# Problem requirements
Each line in the entries below that holds the string "helper" must be copied.

(Stored dataset items)
= = =

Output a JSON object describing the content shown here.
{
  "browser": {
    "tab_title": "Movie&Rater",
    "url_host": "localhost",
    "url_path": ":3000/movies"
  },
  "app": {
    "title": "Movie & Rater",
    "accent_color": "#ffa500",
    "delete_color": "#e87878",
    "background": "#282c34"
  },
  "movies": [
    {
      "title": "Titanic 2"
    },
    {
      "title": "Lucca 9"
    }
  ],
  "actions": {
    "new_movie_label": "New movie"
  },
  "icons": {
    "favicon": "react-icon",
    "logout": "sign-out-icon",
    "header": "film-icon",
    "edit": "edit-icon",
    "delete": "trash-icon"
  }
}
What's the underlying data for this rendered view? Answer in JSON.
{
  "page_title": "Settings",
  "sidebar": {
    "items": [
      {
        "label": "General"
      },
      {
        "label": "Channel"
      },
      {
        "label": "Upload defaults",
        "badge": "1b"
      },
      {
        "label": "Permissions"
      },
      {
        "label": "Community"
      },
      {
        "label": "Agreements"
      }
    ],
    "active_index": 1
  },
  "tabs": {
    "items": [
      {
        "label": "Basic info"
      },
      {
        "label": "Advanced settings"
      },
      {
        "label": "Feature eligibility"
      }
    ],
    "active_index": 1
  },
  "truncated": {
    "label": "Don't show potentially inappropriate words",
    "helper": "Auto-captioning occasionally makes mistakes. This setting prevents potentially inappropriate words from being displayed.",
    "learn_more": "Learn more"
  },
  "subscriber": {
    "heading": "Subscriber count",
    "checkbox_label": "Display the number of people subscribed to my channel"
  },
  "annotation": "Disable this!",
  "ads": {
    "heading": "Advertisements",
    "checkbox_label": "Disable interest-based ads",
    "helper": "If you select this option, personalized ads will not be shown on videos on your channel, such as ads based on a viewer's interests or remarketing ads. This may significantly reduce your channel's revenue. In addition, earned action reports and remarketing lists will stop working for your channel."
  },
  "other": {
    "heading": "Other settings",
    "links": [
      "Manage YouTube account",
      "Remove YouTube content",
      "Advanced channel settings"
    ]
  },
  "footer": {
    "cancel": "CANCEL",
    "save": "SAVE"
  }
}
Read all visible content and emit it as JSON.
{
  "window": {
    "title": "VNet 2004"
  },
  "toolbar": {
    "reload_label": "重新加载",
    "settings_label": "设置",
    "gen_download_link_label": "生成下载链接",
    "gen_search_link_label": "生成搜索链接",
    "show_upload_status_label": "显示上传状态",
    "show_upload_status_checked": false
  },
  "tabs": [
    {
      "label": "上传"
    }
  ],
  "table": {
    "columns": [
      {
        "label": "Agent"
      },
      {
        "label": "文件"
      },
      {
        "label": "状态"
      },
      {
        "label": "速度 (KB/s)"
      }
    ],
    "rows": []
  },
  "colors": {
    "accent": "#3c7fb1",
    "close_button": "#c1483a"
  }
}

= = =

# Written response
    "helper": "Auto-captioning occasionally makes mistakes. This setting prevents potentially inappropriate words from being displayed.",
    "helper": "If you select this option, personalized ads will not be shown on videos on your channel, such as ads based on a viewer's interests or remarketing ads. This may significantly reduce your channel's revenue. In addition, earned action reports and remarketing lists will stop working for your channel."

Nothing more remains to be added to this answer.